At the T-RAD Clinic, only one in five patients come in with a condition that is easily identifiable by a medical doctor without the aid of a lab test.
The doctors rely on lab results for diagnoses because there are several diseases common to the area which manifest the same symptoms. If a patient, for example, suffers from diarrhea, fever, and a headache, it could be dengue or malaria which are both mosquitoborne jungle diseases. Or it could be worms from some ill-prepared food the villager has eaten. Or it could be anemia, a common south-eastern Asia hereditary disease that causes a reduction in redblood cells.
Dr. Sha, T-RAD Clinic Medical Director, recognizes the importance of a lab in medical care and discusses the impact the T-RAD Clinic lab has had on people in the area.
“Twenty-thousand patients in two years is a large quantity for any clinic, but it is enormous considering that the entire population of the Ler Doh (Kyaukkyi) township is 113,000. However, not all patients come from this area. Some Karen travel for hours to receive treatment from the T-RAD Clinic. The group in charge of the Karen State’s health care is called the Karen Department of Health and Welfare (KDHW). Due to their struggles with civil war, the Karen have almost no medical resources compared to the rest of Myanmar. There is very little training, few medical clinics, and understaffing.
For many in Karen State, the nearest treatment facility with a laboratory is T-RAD, which is unassociated with any medical division. Every year during rainy season, the Karen face additional difficulties because of the increase in mosquitoes causing dengue and malaria. Dengue reduces white-blood cells, while malaria attacks red-blood cells. The only way to tell is to examine the blood under a microscope. Our laboratory has three main tools. The microscope is the primary tool for diagnosis used in the lab. The second is a biomedical machine. The third machine performs a test called immunoassay. These are three fundamental tools in any laboratory, but the other labs in the Ler Doh (Kyaukkyi) area will at best only have two out of those three testing capabilities, due to the remoteness of the area. It is a long and expensive drive to Yangon (four hours away). When a machine breaks down, or a lens in a microscope cracks, it can take over
two weeks for a specialist to arrive and fix the problem. Additionally, the labs rarely have enough trained technicians, as experienced technicians prefer to work in Yangon. To accommodate the neighboring labs’ needs, the T-RAD Clinic will lend these labs a microscope or even test the samples themselves, giving results in 2-3 hours rather than taking 2-3 weeks from Yangon.

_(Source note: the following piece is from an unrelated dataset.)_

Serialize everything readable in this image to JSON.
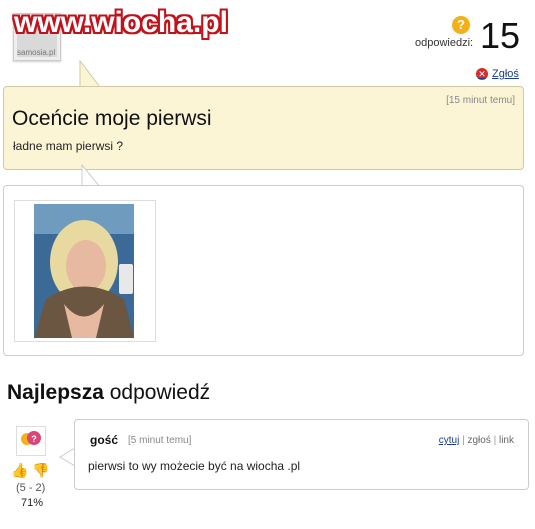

Recently, the T-RAD Clinic lab initiated another strategy for meeting the high demand of lab technicians and the need in KDHW areas, where they have yet to develop a lab technician training
program. The T-RAD Clinic started their own program that trains technicians from different labs in specialized fields. This past month, the clinic trained and housed two visitors. Saw Kyi Lin was trained in blood transfusions and Saw Eh K’lie in malaria.”
As the lab grows, Dr. Sha hopes to increase the number of students to whom they can offer lab training.
The laboratory at the T-RAD Clinic fills multiple roles and offers benefits in diagnoses, inter-clinic assistance, and training, but Dr. Sha, at the end of the interview, is quick to draw attention away from the clinic laboratory itself and redirect it toward its mission in Ler Doh (Kyaukkyi):
“The T-RAD Clinic laboratory is not only for T-RAD and for our Physician’s Assistant program. It is very helpful for the wellbeing of the people around Ler Doh and the three other townships nearby. Their patients are relying on our laboratory services as well as a few KDHW clinics. Yes, we started this work as part of our PA program, but as we are praying and serving, we are seeing that it is becoming a blessing for many more people in the country than we can see or imagine. We believe that this is truly God working through us, showing us how to serve the people He loves. We will continue listening to what He is telling us, and we will continue to serve through our T-RAD Clinic laboratory.”